* Problem
Could you give the data that follows again exactly, without its pictures?

====== Task data ======

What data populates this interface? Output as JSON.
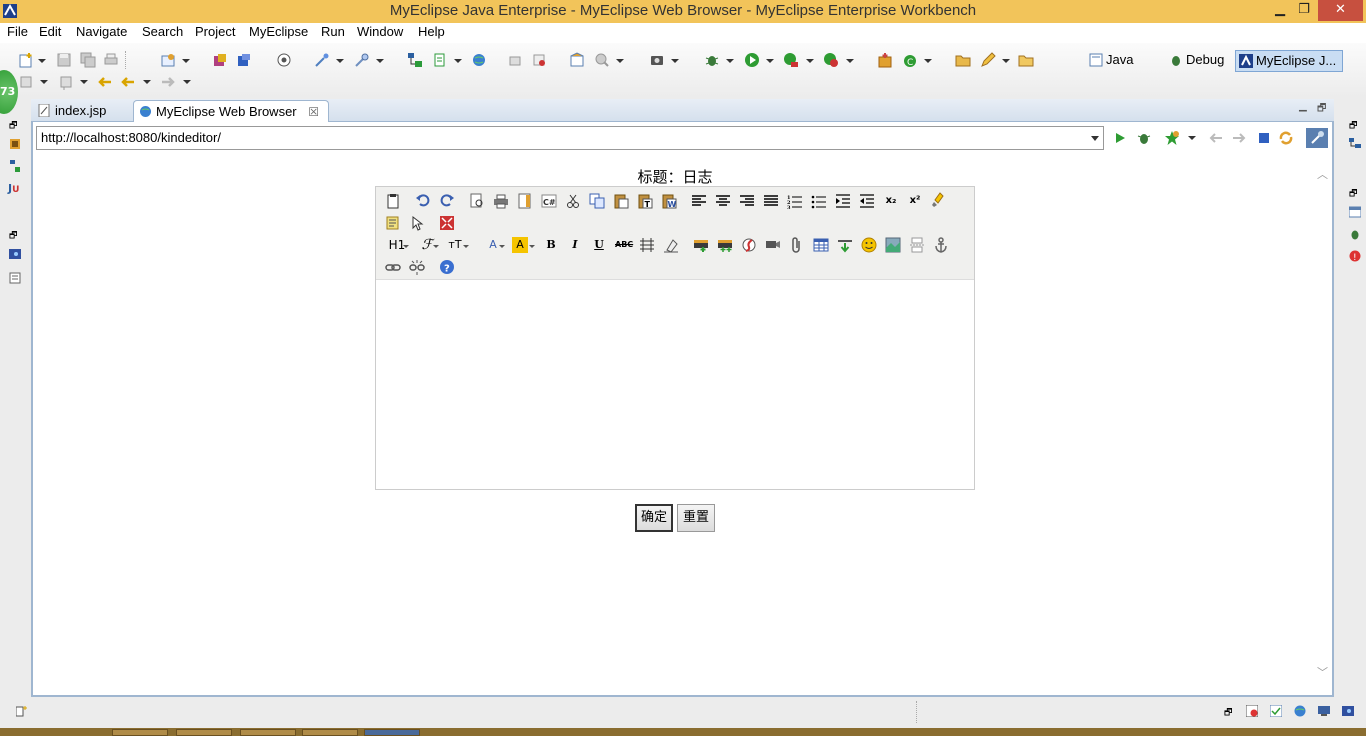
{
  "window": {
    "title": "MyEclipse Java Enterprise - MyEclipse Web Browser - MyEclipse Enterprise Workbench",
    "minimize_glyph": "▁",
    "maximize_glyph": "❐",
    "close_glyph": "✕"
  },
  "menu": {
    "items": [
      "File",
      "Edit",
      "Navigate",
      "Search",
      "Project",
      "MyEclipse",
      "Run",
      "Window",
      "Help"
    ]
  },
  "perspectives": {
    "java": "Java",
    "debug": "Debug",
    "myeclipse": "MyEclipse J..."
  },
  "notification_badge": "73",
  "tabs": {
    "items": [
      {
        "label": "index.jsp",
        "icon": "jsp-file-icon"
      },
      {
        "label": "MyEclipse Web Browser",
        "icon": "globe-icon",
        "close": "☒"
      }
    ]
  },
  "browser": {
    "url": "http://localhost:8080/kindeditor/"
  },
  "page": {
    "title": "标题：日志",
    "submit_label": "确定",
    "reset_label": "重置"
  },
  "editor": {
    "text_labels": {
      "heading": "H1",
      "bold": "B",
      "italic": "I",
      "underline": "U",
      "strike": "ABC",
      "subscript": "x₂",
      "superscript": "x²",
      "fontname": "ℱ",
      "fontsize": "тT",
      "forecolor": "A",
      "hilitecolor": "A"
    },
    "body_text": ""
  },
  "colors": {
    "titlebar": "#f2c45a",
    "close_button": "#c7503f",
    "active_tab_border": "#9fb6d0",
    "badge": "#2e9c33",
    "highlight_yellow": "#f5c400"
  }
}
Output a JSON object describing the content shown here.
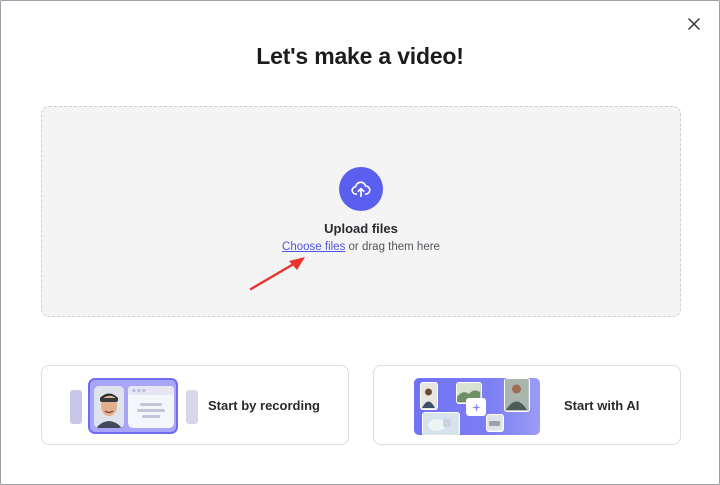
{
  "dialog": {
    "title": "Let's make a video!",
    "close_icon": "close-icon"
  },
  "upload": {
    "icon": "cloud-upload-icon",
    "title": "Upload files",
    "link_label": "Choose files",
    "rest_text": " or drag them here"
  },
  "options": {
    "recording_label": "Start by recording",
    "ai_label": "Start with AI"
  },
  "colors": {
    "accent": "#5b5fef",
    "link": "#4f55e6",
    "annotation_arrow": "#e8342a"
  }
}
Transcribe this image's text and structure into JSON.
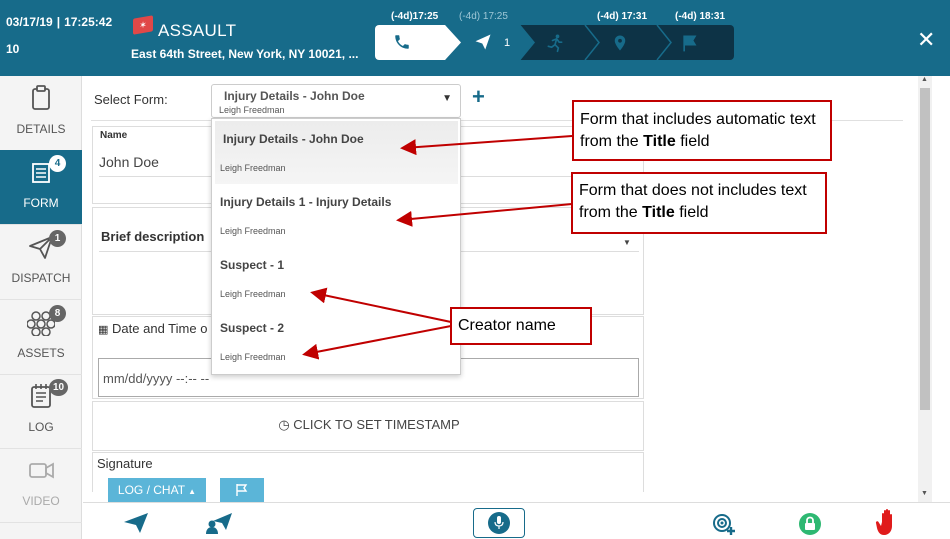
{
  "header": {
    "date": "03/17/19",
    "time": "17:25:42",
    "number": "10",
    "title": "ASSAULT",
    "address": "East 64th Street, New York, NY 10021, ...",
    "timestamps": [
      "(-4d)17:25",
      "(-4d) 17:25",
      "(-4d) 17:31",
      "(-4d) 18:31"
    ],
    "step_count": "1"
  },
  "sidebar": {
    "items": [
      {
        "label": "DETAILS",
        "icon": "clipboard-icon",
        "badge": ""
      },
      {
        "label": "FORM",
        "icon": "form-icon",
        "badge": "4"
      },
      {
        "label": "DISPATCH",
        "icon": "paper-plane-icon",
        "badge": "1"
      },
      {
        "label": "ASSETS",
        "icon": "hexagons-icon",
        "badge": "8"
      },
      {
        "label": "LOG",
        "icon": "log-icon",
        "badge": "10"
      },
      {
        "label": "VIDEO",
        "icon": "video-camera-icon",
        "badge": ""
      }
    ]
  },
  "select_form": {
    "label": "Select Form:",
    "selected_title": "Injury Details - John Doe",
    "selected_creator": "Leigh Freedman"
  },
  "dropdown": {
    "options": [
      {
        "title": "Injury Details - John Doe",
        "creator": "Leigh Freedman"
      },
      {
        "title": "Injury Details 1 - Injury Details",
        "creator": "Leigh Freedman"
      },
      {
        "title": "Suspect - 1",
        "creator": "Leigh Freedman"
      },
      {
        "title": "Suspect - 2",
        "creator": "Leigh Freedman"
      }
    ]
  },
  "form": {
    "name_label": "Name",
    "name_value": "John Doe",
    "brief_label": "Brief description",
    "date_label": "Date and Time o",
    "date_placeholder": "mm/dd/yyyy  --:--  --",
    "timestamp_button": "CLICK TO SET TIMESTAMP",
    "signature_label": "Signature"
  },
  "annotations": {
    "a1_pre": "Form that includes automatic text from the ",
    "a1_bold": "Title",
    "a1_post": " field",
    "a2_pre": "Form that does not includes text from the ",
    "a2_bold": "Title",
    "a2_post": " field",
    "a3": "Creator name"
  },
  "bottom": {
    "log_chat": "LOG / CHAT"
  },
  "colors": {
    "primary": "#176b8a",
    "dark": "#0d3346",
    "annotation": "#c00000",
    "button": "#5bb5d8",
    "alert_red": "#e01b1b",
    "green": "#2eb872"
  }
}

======

* Output below
What data populates this interface? Output as JSON.
{
  "window": {
    "title": "MyEclipse Java Enterprise - MyEclipse Web Browser - MyEclipse Enterprise Workbench",
    "minimize_glyph": "▁",
    "maximize_glyph": "❐",
    "close_glyph": "✕"
  },
  "menu": {
    "items": [
      "File",
      "Edit",
      "Navigate",
      "Search",
      "Project",
      "MyEclipse",
      "Run",
      "Window",
      "Help"
    ]
  },
  "perspectives": {
    "java": "Java",
    "debug": "Debug",
    "myeclipse": "MyEclipse J..."
  },
  "notification_badge": "73",
  "tabs": {
    "items": [
      {
        "label": "index.jsp",
        "icon": "jsp-file-icon"
      },
      {
        "label": "MyEclipse Web Browser",
        "icon": "globe-icon",
        "close": "☒"
      }
    ]
  },
  "browser": {
    "url": "http://localhost:8080/kindeditor/"
  },
  "page": {
    "title": "标题：日志",
    "submit_label": "确定",
    "reset_label": "重置"
  },
  "editor": {
    "text_labels": {
      "heading": "H1",
      "bold": "B",
      "italic": "I",
      "underline": "U",
      "strike": "ABC",
      "subscript": "x₂",
      "superscript": "x²",
      "fontname": "ℱ",
      "fontsize": "тT",
      "forecolor": "A",
      "hilitecolor": "A"
    },
    "body_text": ""
  },
  "colors": {
    "titlebar": "#f2c45a",
    "close_button": "#c7503f",
    "active_tab_border": "#9fb6d0",
    "badge": "#2e9c33",
    "highlight_yellow": "#f5c400"
  }
}
Output a JSON object describing the content shown here.
{
  "dialog": {
    "title": "Let's make a video!",
    "close_icon": "close-icon"
  },
  "upload": {
    "icon": "cloud-upload-icon",
    "title": "Upload files",
    "link_label": "Choose files",
    "rest_text": " or drag them here"
  },
  "options": {
    "recording_label": "Start by recording",
    "ai_label": "Start with AI"
  },
  "colors": {
    "accent": "#5b5fef",
    "link": "#4f55e6",
    "annotation_arrow": "#e8342a"
  }
}
Transcribe this image's text and structure into JSON.
{
  "header": {
    "date": "03/17/19",
    "time": "17:25:42",
    "number": "10",
    "title": "ASSAULT",
    "address": "East 64th Street, New York, NY 10021, ...",
    "timestamps": [
      "(-4d)17:25",
      "(-4d) 17:25",
      "(-4d) 17:31",
      "(-4d) 18:31"
    ],
    "step_count": "1"
  },
  "sidebar": {
    "items": [
      {
        "label": "DETAILS",
        "icon": "clipboard-icon",
        "badge": ""
      },
      {
        "label": "FORM",
        "icon": "form-icon",
        "badge": "4"
      },
      {
        "label": "DISPATCH",
        "icon": "paper-plane-icon",
        "badge": "1"
      },
      {
        "label": "ASSETS",
        "icon": "hexagons-icon",
        "badge": "8"
      },
      {
        "label": "LOG",
        "icon": "log-icon",
        "badge": "10"
      },
      {
        "label": "VIDEO",
        "icon": "video-camera-icon",
        "badge": ""
      }
    ]
  },
  "select_form": {
    "label": "Select Form:",
    "selected_title": "Injury Details - John Doe",
    "selected_creator": "Leigh Freedman"
  },
  "dropdown": {
    "options": [
      {
        "title": "Injury Details - John Doe",
        "creator": "Leigh Freedman"
      },
      {
        "title": "Injury Details 1 - Injury Details",
        "creator": "Leigh Freedman"
      },
      {
        "title": "Suspect - 1",
        "creator": "Leigh Freedman"
      },
      {
        "title": "Suspect - 2",
        "creator": "Leigh Freedman"
      }
    ]
  },
  "form": {
    "name_label": "Name",
    "name_value": "John Doe",
    "brief_label": "Brief description",
    "date_label": "Date and Time o",
    "date_placeholder": "mm/dd/yyyy  --:--  --",
    "timestamp_button": "CLICK TO SET TIMESTAMP",
    "signature_label": "Signature"
  },
  "annotations": {
    "a1_pre": "Form that includes automatic text from the ",
    "a1_bold": "Title",
    "a1_post": " field",
    "a2_pre": "Form that does not includes text from the ",
    "a2_bold": "Title",
    "a2_post": " field",
    "a3": "Creator name"
  },
  "bottom": {
    "log_chat": "LOG / CHAT"
  },
  "colors": {
    "primary": "#176b8a",
    "dark": "#0d3346",
    "annotation": "#c00000",
    "button": "#5bb5d8",
    "alert_red": "#e01b1b",
    "green": "#2eb872"
  }
}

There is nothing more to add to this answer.